* _WHAT TO DO_
Determine how many lines in the records hold the word "platform". Return the number alone.

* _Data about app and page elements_

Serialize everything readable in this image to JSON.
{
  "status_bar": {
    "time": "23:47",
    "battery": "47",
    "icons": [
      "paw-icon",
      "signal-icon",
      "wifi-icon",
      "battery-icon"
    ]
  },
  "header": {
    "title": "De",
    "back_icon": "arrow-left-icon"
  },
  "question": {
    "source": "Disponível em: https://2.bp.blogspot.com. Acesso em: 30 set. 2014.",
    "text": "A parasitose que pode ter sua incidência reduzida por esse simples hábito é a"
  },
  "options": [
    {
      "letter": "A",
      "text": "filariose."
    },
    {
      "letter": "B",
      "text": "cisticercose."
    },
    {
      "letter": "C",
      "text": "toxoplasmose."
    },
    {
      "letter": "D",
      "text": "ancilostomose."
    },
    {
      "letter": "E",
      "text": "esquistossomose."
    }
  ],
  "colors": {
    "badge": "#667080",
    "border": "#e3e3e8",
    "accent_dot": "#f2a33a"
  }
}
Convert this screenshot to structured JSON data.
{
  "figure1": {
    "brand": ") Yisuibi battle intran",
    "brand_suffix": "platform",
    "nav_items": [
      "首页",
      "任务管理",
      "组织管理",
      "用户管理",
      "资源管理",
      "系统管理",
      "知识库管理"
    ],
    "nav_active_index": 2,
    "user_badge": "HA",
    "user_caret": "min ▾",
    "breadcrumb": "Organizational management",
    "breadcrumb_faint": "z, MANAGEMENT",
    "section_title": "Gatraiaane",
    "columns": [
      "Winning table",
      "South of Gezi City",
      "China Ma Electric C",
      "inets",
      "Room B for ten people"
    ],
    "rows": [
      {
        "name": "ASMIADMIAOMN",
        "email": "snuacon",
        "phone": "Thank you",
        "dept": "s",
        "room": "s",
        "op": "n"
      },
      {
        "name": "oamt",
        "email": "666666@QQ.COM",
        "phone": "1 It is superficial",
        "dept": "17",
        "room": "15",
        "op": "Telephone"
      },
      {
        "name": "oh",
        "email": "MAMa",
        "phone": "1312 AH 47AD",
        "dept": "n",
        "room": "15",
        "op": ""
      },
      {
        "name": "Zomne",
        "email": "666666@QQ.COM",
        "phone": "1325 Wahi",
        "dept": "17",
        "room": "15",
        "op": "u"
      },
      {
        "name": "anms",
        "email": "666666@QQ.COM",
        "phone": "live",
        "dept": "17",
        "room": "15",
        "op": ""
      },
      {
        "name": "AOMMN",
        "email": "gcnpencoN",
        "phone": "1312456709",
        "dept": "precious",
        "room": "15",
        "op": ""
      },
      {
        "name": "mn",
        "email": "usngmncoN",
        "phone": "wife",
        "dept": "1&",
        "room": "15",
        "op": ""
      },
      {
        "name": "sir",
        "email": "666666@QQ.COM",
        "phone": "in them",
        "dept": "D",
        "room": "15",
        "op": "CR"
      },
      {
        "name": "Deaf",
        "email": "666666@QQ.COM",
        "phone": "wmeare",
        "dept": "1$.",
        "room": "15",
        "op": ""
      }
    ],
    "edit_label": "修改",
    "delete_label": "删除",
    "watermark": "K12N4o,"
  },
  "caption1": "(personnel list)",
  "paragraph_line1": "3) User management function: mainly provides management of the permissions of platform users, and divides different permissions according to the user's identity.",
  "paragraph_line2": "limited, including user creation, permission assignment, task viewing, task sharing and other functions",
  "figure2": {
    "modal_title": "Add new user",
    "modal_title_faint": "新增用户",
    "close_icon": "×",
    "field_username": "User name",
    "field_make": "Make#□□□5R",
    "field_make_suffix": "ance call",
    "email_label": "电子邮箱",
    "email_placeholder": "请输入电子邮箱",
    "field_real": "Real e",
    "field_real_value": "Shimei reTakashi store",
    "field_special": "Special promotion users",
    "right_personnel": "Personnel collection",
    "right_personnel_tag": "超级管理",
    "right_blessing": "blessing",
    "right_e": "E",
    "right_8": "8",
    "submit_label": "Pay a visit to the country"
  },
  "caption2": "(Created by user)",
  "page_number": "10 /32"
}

* _SOLUTION TO THE PROBLEM_
2